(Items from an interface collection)
= Beginning of Section =
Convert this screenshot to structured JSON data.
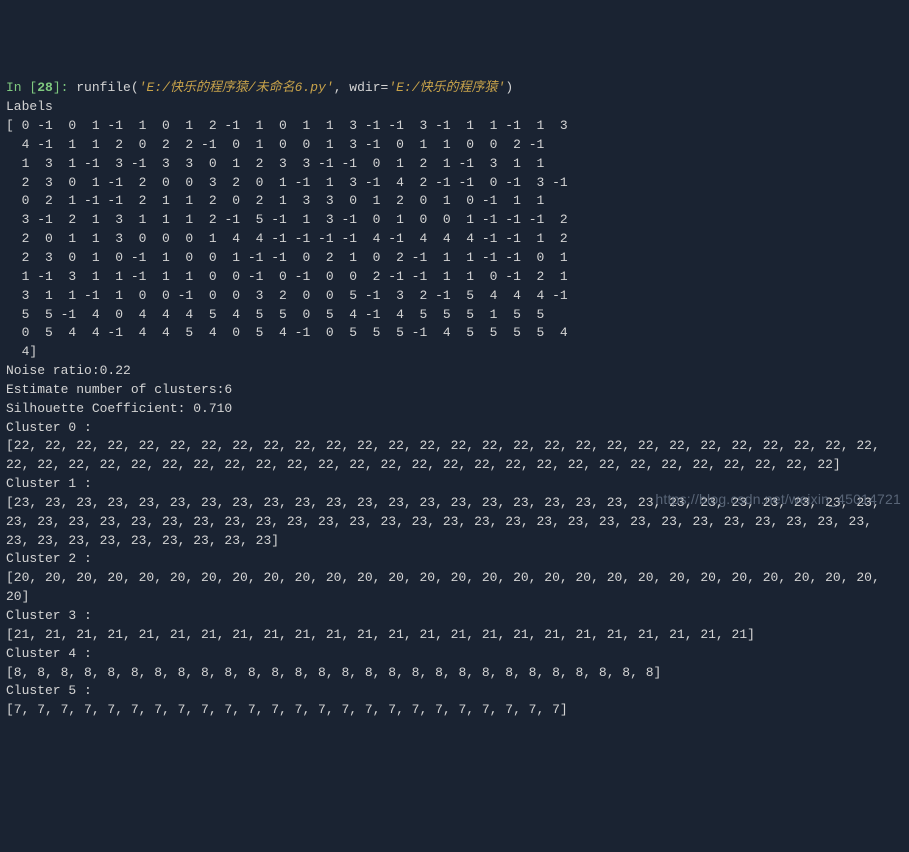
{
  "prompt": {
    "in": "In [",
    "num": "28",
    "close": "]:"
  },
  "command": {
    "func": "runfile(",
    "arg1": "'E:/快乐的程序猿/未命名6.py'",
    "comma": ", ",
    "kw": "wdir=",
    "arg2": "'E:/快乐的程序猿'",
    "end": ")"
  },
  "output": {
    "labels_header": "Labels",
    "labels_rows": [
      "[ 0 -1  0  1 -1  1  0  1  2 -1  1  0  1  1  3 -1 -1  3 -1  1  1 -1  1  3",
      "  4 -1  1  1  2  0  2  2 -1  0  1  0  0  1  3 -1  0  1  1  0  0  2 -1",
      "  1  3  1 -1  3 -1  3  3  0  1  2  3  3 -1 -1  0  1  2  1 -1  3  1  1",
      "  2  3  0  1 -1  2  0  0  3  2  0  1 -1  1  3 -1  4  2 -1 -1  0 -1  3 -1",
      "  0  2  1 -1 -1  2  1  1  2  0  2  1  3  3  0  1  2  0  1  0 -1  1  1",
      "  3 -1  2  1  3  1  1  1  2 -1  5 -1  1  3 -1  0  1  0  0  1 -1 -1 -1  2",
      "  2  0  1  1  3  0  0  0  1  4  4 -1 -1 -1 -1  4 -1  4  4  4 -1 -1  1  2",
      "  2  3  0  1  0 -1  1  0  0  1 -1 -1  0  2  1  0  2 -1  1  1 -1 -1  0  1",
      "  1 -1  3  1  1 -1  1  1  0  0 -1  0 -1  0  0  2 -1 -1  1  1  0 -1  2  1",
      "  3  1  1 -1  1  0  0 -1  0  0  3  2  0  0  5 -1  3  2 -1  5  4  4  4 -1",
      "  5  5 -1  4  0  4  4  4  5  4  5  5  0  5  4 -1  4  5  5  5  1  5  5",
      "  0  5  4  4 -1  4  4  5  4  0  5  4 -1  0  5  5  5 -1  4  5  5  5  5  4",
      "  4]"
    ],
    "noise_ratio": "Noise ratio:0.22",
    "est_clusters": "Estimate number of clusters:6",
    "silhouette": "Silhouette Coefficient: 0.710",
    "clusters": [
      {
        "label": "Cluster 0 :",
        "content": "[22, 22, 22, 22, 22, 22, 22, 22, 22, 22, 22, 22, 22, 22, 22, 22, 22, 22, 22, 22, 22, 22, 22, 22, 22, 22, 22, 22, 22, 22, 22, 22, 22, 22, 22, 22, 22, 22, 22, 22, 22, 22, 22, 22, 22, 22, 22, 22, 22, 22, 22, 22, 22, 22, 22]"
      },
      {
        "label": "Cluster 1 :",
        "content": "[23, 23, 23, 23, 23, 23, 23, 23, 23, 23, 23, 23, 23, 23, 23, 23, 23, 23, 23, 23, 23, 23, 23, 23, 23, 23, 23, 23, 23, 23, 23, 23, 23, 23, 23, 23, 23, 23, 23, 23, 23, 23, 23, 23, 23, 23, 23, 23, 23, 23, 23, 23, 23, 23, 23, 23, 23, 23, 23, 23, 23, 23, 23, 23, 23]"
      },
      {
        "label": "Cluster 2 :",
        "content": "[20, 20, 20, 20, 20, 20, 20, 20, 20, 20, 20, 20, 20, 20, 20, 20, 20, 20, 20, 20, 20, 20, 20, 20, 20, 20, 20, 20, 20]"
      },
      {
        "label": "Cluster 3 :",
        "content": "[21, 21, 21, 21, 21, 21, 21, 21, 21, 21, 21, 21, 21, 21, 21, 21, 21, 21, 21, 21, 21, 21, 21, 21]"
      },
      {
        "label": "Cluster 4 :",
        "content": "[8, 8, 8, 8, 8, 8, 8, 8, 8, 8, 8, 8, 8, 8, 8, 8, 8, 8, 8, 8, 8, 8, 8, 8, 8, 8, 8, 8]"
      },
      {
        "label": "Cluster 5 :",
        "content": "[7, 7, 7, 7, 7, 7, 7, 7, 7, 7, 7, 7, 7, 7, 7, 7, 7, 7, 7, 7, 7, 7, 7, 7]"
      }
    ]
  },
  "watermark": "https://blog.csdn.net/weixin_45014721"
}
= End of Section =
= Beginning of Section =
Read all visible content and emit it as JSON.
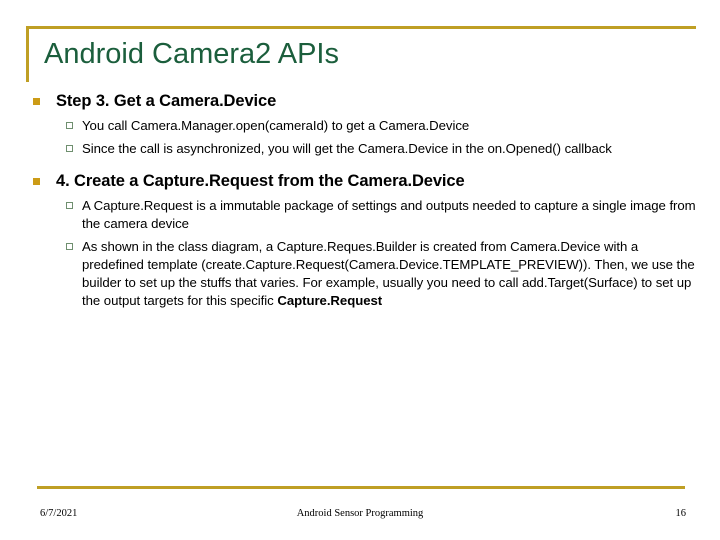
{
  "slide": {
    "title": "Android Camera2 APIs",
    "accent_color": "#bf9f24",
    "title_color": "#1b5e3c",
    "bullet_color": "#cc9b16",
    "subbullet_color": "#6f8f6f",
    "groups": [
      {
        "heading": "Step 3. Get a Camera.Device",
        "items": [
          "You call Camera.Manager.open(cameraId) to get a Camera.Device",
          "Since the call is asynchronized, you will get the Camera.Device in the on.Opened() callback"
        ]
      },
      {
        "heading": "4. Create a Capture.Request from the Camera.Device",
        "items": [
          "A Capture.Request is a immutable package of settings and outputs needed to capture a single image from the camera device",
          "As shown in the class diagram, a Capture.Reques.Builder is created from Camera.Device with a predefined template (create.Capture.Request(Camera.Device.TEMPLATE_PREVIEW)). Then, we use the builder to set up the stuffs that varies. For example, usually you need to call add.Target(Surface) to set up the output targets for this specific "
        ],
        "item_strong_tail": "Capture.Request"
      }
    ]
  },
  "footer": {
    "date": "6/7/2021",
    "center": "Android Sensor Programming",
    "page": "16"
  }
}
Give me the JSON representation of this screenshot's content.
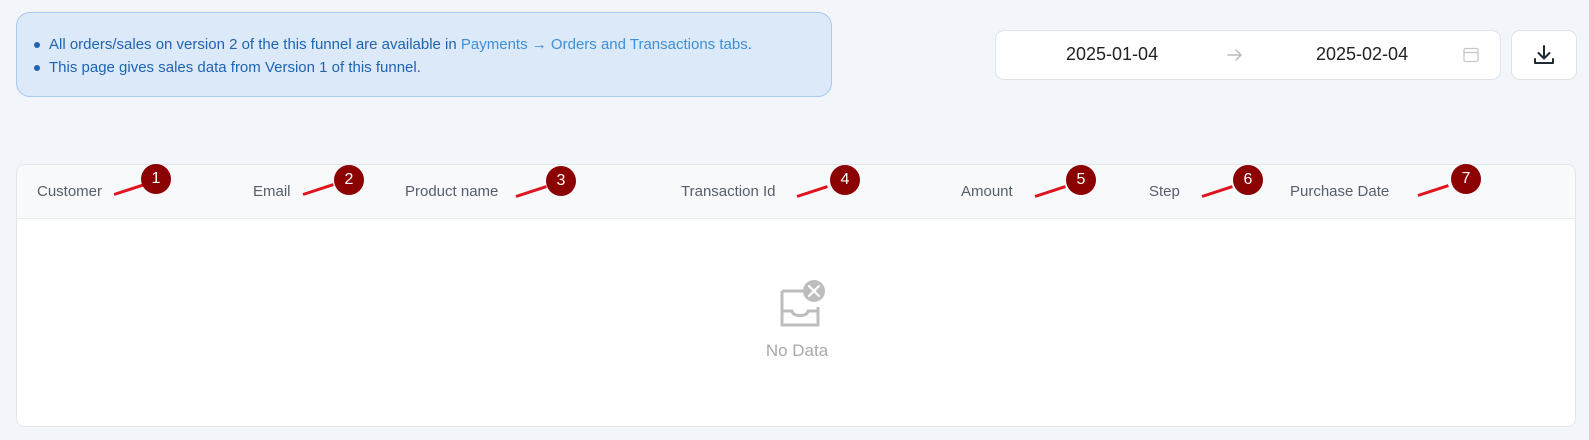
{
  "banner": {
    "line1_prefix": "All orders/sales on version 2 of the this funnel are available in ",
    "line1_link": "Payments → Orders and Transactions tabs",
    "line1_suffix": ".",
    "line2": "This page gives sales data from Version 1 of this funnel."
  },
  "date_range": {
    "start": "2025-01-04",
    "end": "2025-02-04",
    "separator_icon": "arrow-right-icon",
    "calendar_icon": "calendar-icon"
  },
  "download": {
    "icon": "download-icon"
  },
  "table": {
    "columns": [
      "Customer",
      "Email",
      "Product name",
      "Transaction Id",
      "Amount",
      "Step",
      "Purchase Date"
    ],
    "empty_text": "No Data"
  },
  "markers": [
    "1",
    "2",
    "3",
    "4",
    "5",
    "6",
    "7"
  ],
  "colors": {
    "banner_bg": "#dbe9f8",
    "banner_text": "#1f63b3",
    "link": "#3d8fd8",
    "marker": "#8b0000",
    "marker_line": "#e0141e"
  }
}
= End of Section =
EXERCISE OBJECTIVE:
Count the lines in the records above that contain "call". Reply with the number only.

SOLUTION BELOW:
3